▶ Work request
Leaving every image behind, reproduce the records word for word.

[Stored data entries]
-------------------------

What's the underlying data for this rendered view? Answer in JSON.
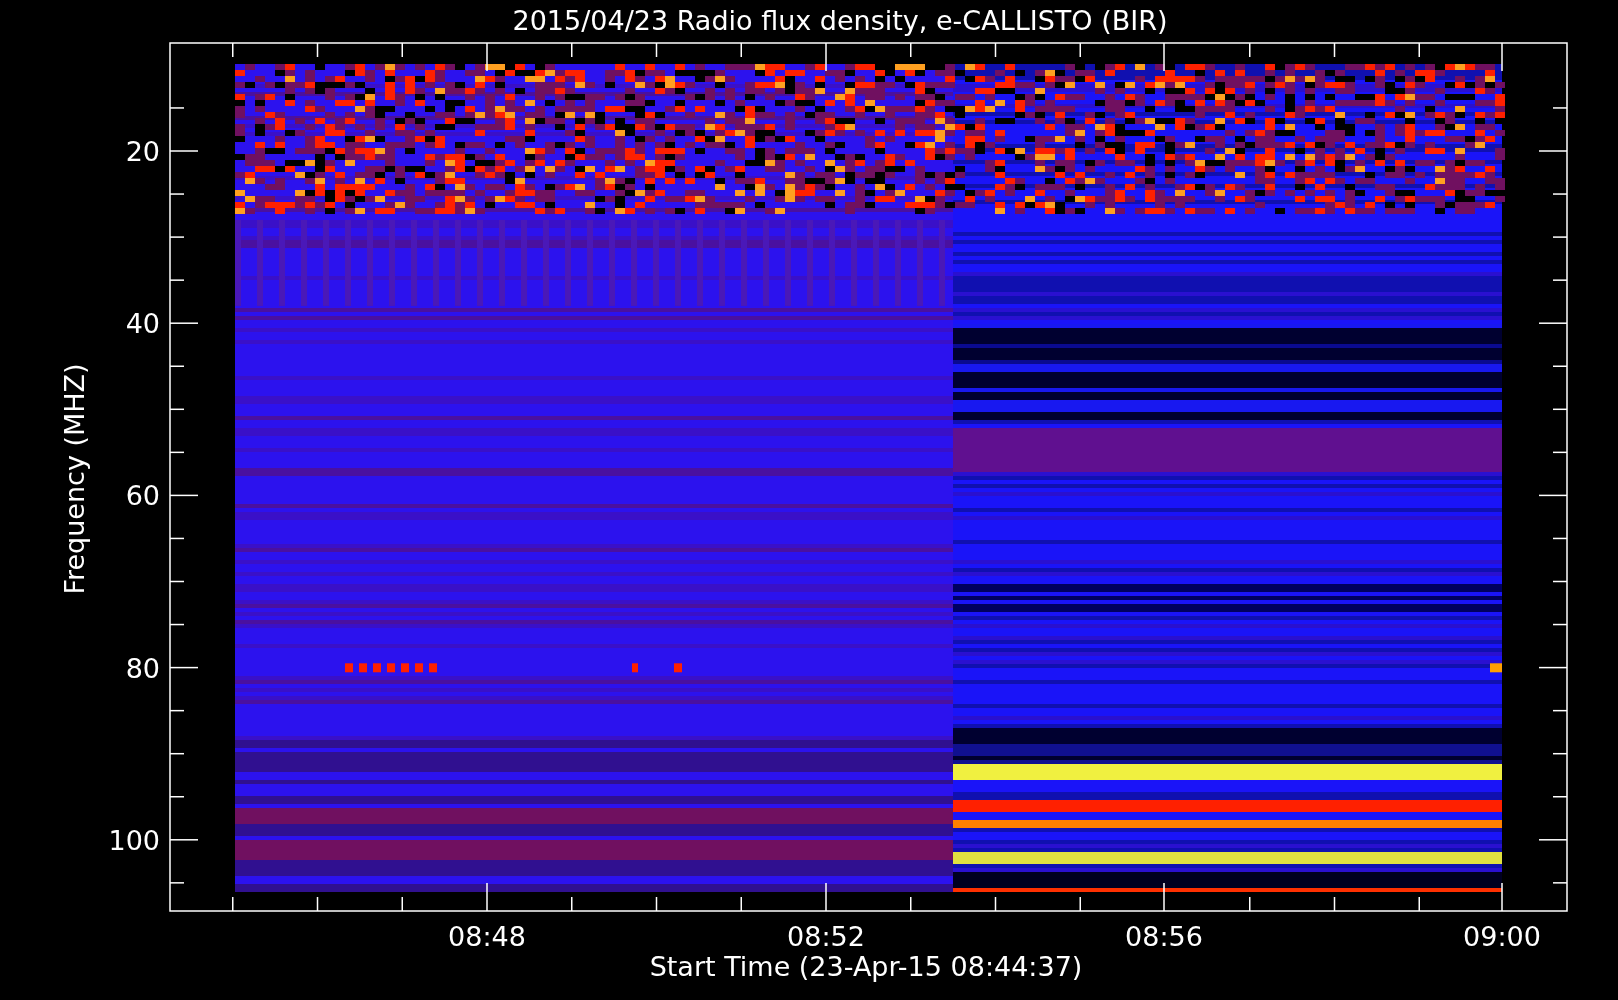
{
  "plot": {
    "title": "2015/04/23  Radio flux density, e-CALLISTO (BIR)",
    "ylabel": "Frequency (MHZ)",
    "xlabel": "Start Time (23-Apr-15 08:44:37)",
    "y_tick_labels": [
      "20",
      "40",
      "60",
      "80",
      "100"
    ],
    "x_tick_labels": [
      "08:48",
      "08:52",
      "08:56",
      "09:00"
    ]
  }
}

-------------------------

▶ Reply to the exercise
What's the underlying data for this rendered view? Answer in JSON.
{
  "plot": {
    "title": "2015/04/23  Radio flux density, e-CALLISTO (BIR)",
    "ylabel": "Frequency (MHZ)",
    "xlabel": "Start Time (23-Apr-15 08:44:37)",
    "y_tick_labels": [
      "20",
      "40",
      "60",
      "80",
      "100"
    ],
    "x_tick_labels": [
      "08:48",
      "08:52",
      "08:56",
      "09:00"
    ]
  }
}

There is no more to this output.